The book is called Wild Symphony.  On each page is a witty poem and (with the free companion app loaded) an orchestral piece, composed by Brown and played by the Zagreb Symphony Orchestra, cleverly introducing the ethos of an animal.  Clues tucked away on each page teach the reader each element of a full orchestra.

The last page features a triumphant musical finale, with each animal playing an instrument that suits them.

Now, both of my sons ask for turns to sit and listen to the music.  They have logged hours of quiet listening to a full orchestra.

So, obviously, my first reaction could not have been more wrong.  It is one more reminder for me to attend to and relinquish my mind’s allergies.  These allergies often close me off from things that might enrich my life.

Memento Infantia

Memento mori, latin for “remember your death,” is a powerful spiritual practice.  When we recall that we are finite and that life is unpredictable, we can live with singular purpose and focus on the most important things.

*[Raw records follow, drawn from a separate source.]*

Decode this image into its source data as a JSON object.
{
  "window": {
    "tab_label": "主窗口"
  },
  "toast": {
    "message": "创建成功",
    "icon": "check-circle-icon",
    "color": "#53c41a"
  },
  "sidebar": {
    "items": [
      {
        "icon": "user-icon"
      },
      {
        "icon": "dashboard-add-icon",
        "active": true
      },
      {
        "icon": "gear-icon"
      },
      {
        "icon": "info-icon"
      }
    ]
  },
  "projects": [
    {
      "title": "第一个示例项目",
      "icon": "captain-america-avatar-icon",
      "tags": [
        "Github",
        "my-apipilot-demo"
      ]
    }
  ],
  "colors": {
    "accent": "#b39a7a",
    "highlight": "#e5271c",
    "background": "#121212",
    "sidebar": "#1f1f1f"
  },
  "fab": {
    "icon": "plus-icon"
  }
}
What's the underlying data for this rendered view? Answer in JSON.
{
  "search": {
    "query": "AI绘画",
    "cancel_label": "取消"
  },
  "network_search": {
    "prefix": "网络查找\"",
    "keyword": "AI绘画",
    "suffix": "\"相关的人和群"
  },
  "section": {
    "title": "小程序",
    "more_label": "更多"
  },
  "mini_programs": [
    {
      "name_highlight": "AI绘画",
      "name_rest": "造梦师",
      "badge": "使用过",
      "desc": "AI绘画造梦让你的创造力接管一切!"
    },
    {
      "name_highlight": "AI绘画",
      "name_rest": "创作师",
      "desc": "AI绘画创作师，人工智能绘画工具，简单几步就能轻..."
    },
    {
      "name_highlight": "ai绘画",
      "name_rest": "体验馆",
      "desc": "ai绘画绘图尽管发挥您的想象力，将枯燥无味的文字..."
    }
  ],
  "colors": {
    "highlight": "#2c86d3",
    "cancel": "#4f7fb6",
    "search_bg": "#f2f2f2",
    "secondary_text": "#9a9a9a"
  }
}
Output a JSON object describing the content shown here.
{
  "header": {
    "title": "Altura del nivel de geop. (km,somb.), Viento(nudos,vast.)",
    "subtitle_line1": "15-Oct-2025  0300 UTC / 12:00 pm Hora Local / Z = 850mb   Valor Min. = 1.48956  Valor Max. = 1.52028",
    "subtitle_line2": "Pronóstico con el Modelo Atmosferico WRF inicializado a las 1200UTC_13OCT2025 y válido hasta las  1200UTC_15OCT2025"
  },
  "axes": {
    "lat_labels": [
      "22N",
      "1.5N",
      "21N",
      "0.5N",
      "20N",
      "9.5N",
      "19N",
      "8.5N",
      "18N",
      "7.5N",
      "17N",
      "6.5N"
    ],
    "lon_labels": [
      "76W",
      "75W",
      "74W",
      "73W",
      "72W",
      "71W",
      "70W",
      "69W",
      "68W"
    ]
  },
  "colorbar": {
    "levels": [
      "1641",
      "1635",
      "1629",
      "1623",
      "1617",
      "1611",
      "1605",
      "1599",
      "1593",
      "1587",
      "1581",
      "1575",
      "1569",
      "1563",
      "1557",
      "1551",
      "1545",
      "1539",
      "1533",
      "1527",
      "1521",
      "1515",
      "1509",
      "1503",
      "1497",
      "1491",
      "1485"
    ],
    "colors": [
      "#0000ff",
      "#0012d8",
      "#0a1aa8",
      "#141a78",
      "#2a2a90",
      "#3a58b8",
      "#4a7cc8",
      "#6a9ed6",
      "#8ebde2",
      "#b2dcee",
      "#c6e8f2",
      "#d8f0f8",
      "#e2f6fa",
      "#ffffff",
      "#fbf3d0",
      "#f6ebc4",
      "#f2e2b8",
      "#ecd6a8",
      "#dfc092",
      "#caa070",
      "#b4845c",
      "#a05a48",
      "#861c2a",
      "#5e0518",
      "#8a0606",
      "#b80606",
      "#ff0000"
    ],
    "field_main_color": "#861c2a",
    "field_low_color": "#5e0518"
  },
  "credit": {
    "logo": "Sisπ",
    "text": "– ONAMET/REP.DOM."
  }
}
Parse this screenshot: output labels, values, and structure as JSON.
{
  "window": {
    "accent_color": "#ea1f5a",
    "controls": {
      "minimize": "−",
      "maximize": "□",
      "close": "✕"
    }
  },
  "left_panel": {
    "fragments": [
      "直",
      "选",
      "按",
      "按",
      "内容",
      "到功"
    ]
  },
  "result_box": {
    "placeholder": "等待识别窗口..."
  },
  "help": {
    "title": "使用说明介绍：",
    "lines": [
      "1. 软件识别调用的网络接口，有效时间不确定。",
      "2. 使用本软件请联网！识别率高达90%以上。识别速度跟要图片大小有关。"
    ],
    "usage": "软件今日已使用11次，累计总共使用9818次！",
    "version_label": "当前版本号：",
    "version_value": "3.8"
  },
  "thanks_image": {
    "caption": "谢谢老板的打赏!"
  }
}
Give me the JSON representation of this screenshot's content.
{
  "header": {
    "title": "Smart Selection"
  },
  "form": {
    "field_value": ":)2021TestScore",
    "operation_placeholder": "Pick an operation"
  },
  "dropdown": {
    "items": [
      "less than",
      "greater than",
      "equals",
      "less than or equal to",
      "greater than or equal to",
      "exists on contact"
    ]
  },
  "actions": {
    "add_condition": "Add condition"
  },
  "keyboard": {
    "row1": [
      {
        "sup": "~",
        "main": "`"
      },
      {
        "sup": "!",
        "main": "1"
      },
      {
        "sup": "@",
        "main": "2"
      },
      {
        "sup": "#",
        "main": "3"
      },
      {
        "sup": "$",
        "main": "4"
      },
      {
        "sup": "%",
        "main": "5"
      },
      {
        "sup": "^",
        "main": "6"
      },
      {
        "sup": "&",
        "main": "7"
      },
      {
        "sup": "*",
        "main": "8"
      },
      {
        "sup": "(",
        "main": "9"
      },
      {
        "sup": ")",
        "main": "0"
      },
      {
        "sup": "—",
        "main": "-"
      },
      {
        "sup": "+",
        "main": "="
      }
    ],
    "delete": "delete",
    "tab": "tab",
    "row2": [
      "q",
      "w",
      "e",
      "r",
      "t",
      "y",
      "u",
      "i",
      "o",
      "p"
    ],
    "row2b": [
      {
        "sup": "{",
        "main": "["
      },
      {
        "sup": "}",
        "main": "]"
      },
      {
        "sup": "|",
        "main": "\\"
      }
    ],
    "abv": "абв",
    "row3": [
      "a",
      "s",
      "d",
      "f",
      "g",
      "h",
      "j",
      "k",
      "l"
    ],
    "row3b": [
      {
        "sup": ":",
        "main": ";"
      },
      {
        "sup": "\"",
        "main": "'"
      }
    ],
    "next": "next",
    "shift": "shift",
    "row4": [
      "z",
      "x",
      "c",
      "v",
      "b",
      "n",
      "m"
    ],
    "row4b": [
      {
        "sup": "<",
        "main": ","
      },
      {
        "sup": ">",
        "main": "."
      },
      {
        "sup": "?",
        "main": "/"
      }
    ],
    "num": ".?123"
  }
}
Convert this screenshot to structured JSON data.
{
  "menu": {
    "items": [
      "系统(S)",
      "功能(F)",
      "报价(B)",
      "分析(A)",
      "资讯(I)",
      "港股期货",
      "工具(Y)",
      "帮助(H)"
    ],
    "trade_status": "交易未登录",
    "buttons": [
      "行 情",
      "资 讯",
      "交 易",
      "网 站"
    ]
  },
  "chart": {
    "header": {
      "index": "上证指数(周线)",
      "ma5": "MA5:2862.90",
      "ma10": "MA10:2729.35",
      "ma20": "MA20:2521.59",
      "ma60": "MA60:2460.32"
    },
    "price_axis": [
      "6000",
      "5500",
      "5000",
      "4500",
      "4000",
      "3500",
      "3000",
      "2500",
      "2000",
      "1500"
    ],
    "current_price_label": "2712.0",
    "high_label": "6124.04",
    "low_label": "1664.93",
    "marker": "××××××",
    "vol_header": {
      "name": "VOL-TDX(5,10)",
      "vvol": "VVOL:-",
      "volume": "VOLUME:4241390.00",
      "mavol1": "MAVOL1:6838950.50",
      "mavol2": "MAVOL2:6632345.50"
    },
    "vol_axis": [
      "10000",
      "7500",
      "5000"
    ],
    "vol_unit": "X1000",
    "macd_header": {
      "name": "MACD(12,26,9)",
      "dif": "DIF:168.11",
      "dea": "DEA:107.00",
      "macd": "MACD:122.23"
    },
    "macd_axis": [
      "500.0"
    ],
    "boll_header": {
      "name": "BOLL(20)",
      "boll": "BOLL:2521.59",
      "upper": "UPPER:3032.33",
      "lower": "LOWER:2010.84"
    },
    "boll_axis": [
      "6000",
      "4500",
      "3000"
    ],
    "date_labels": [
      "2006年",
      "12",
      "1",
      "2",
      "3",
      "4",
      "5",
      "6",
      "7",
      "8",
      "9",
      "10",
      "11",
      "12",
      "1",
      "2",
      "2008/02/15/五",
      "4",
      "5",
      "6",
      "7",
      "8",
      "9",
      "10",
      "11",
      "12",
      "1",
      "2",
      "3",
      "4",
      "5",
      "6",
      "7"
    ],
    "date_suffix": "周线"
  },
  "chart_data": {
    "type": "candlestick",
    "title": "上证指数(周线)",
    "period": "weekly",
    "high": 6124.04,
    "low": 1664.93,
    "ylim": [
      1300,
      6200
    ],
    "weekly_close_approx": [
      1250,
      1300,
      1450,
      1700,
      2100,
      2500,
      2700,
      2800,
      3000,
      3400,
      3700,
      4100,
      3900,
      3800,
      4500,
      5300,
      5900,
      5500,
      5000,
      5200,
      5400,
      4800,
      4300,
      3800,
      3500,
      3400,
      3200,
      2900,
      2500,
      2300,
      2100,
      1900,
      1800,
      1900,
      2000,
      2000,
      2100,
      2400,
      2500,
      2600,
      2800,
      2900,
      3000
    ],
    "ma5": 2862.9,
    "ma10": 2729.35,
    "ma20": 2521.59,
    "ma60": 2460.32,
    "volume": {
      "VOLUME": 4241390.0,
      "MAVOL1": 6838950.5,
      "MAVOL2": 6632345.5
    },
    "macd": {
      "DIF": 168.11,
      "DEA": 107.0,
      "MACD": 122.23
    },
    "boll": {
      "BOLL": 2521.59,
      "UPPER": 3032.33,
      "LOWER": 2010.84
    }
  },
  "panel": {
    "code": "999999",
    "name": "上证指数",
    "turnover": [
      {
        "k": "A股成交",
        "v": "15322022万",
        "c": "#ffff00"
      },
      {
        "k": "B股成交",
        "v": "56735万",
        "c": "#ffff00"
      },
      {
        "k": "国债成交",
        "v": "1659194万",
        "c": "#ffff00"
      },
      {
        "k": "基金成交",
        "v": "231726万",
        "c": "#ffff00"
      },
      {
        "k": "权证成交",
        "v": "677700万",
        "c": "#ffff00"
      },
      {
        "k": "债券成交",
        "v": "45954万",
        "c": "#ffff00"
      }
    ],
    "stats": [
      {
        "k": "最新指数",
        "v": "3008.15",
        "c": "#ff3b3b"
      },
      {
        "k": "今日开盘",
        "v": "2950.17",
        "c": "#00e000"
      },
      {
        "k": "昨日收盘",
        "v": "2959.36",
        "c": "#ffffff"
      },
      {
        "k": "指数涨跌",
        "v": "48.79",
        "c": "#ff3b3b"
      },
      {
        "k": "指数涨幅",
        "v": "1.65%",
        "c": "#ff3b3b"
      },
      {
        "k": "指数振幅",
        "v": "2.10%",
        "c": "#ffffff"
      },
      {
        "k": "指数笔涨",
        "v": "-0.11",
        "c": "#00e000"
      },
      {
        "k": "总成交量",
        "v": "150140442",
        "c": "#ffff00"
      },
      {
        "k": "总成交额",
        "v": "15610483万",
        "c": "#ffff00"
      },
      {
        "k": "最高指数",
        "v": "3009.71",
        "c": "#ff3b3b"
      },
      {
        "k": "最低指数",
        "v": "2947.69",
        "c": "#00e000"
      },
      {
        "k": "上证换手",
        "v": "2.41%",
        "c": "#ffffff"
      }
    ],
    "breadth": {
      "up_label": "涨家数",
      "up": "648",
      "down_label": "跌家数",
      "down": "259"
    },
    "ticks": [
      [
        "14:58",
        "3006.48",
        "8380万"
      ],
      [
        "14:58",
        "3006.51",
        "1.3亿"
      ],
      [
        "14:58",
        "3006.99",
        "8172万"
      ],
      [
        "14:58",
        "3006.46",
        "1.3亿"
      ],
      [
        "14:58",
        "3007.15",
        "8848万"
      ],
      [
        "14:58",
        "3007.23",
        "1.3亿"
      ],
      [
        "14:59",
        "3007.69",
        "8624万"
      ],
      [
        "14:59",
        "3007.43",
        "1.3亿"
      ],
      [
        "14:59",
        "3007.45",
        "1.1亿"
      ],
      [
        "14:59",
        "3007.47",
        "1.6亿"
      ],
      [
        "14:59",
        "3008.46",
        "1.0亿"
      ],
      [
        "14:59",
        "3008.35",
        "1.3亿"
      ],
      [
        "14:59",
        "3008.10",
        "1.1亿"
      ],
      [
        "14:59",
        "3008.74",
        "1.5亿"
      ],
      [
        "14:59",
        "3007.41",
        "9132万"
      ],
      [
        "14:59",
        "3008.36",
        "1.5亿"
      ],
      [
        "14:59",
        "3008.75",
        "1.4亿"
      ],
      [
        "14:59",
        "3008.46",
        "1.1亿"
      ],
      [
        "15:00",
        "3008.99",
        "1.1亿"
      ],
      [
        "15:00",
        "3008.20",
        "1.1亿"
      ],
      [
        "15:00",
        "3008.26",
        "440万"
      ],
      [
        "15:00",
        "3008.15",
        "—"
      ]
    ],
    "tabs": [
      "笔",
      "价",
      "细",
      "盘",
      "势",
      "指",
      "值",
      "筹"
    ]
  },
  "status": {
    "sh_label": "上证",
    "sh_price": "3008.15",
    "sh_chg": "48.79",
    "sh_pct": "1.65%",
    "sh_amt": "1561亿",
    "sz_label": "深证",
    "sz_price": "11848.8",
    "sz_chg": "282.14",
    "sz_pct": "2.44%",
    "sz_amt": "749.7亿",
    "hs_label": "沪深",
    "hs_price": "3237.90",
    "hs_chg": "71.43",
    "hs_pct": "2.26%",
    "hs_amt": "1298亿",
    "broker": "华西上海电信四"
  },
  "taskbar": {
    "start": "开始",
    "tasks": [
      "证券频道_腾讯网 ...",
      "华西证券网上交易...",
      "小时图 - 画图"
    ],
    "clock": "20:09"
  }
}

Relatedly, I wonder what happens when we stop to memento infantia, “remember your infancy?”  

For me, memento infantia is an occasion to imagine great love.  Though I have no actual “memory” of it, I am certain that my infancy was marked by singularly loving care on my behalf.  Daily, hourly, thoughtful, (sure, imperfect, but nevertheless) faithful love.

If love is the root of all faithfulness, of all trust, we do well to remember our infancy.

Painting Together

When Leonardo da Vinci was fourteen, he began working in the workshop of Andrea del Verrocchio, a superlative Florentine artist.  (Verrochio’s teacher was Donatello.  These people were good.)

As art historians studied the paintings that came out of Verrochio’s workshop, they saw that many artists contributed to the same canvas.  That is, Leonardo, Verrochio, and associates painted on the same canvas in order to create the same Renaissance masterpiece.

Can you imagine?  Consider the patience, empathy, and communication needed to paint a consistent, astounding whole.

We need these same skills as we build our communities, large and small.

5 to 1

The Gottmans observe that healthy relationships have a 5:1 ratio of positive to negative comments.  That is, for every negative interaction (during a conflict, say), a healthy relationship has five (or more) positive interactions.

I think this is also true in professional, social, and church communities.

Reaching this 5:1 ratio can be difficult, and particularly so when we are learning something new.  Raising a child.  Learning to be in a new place.  Adapting to a new process.

Two bits of good news, though.

1) The challenge to reach 5:1 invites us to verbalize gratitude more often than we typically might.

2) Appreciating how hard someone is working to reach the 5:1 ratio counts as a tally in the positive column.